▶ [Data extract]

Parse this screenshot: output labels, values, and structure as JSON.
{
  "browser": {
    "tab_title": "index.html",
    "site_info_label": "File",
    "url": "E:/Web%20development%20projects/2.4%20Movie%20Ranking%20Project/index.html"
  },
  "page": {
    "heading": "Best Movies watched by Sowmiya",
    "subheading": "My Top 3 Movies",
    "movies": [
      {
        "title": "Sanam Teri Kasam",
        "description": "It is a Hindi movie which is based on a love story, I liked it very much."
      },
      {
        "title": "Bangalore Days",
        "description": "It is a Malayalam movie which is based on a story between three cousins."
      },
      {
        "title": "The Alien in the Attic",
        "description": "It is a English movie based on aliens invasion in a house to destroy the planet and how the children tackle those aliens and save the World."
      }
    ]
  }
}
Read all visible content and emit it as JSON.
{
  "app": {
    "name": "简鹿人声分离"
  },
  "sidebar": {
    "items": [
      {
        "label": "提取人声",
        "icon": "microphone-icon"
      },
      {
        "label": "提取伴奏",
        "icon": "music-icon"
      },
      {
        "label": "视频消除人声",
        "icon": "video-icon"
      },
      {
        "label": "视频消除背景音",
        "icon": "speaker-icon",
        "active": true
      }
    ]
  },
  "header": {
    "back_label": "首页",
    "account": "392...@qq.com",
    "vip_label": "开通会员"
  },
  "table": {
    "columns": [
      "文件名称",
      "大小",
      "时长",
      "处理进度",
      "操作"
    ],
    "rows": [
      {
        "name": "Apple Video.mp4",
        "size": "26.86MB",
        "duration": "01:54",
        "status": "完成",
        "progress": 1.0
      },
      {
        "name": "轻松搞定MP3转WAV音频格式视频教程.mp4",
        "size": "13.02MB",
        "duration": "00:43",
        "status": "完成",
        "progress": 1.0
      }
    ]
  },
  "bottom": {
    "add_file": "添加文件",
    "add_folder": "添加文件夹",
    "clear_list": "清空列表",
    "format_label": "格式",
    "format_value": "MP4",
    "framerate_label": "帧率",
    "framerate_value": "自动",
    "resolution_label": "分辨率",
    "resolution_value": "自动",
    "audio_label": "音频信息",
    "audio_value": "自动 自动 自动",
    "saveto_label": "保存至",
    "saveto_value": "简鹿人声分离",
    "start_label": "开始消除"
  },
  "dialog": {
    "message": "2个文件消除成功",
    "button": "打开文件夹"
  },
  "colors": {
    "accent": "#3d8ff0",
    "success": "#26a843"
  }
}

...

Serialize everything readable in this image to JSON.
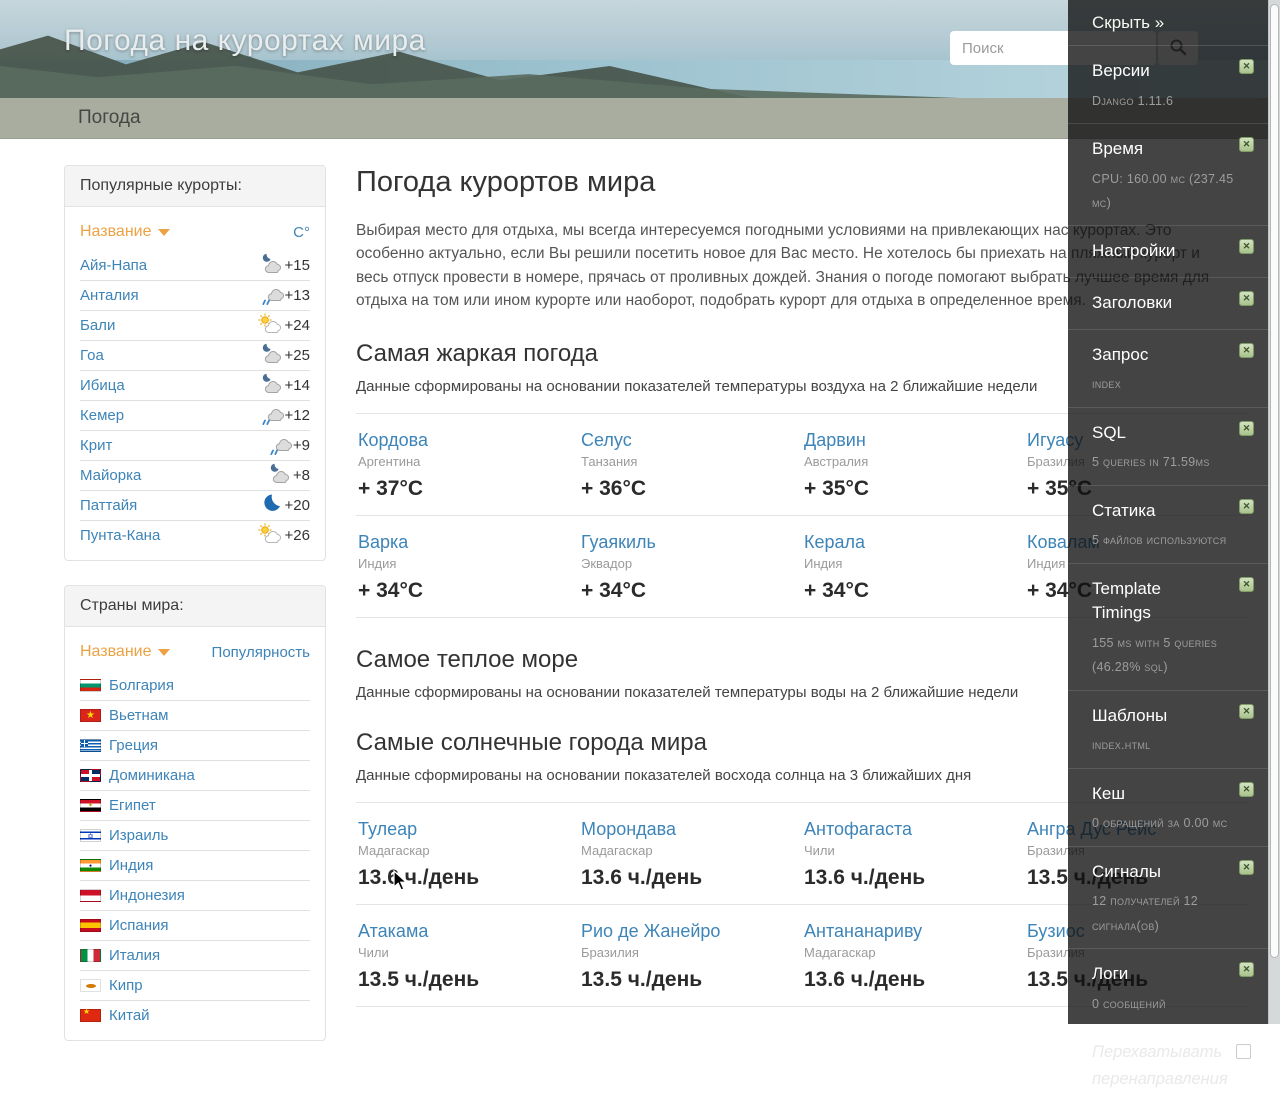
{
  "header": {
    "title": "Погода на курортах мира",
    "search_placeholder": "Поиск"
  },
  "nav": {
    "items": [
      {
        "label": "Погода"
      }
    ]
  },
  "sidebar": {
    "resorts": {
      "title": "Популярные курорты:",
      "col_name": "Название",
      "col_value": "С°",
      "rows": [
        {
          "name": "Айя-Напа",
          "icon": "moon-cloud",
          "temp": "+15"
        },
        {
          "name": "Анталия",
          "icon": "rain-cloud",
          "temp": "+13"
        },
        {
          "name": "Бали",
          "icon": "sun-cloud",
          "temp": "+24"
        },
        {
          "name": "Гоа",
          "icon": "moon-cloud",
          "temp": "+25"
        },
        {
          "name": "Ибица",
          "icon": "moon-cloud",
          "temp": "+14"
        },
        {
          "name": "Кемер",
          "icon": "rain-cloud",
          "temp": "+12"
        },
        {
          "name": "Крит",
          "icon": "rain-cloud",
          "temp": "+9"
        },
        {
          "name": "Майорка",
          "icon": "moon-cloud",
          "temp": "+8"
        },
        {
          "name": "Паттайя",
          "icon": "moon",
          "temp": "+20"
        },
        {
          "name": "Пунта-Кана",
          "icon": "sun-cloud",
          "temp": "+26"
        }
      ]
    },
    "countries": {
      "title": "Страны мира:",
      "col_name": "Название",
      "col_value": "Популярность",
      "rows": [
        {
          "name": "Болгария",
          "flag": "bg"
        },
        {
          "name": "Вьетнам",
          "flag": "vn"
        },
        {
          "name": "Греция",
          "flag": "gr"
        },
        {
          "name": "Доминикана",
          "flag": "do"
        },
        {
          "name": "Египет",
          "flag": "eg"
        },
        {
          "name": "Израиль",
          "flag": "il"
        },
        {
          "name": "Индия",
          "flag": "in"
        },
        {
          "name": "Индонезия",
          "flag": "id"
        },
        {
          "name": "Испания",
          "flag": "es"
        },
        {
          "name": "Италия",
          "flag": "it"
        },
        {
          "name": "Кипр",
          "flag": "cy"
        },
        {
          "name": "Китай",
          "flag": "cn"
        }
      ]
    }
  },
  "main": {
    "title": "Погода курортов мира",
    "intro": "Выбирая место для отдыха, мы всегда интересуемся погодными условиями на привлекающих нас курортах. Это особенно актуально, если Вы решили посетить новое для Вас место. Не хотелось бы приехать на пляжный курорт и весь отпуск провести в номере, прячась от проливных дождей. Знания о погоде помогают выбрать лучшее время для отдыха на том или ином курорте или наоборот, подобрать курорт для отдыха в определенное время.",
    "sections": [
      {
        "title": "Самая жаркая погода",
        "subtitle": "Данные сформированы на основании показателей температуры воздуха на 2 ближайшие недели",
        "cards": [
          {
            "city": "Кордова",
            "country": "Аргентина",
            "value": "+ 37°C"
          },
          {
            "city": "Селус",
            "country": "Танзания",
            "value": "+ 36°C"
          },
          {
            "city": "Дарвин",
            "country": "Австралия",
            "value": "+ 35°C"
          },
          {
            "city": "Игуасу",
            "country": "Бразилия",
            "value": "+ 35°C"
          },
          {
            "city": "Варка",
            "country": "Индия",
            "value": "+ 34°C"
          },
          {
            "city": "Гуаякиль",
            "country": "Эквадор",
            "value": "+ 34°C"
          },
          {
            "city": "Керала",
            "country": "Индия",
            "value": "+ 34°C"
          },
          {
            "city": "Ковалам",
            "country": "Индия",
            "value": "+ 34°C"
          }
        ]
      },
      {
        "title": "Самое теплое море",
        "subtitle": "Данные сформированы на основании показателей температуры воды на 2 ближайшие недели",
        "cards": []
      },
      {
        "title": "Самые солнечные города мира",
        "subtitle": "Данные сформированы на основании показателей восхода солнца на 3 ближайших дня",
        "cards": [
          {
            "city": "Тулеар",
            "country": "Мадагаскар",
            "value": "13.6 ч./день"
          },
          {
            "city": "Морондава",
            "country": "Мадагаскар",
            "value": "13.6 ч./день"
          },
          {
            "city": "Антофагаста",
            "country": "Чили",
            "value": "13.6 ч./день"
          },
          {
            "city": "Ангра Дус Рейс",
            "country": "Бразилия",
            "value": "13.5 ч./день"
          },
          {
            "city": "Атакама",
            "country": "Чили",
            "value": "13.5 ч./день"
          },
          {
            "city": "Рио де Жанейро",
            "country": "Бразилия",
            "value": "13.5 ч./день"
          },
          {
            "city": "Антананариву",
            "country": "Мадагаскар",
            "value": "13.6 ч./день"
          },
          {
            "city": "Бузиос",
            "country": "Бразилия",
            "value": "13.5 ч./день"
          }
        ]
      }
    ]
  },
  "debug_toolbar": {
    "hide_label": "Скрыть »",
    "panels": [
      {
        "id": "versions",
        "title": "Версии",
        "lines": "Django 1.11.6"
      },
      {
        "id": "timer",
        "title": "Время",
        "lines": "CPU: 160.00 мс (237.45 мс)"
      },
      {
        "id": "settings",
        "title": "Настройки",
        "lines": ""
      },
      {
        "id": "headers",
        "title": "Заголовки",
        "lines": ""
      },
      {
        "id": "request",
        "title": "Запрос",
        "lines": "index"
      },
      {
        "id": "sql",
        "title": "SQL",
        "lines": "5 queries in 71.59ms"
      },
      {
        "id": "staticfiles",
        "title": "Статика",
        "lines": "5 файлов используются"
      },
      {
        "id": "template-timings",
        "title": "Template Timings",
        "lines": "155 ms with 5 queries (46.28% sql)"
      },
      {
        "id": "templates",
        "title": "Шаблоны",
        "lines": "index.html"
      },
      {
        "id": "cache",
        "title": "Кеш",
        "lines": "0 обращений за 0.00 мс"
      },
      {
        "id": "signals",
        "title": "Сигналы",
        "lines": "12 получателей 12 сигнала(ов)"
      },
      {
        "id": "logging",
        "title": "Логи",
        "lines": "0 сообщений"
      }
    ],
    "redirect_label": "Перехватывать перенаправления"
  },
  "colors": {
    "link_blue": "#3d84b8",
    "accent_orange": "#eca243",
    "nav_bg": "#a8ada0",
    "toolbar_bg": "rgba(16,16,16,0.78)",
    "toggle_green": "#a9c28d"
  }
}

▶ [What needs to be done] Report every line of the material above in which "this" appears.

▶ [Solution]
Parse this screenshot: output labels, values, and structure as JSON.
Serialize everything readable in this image to JSON.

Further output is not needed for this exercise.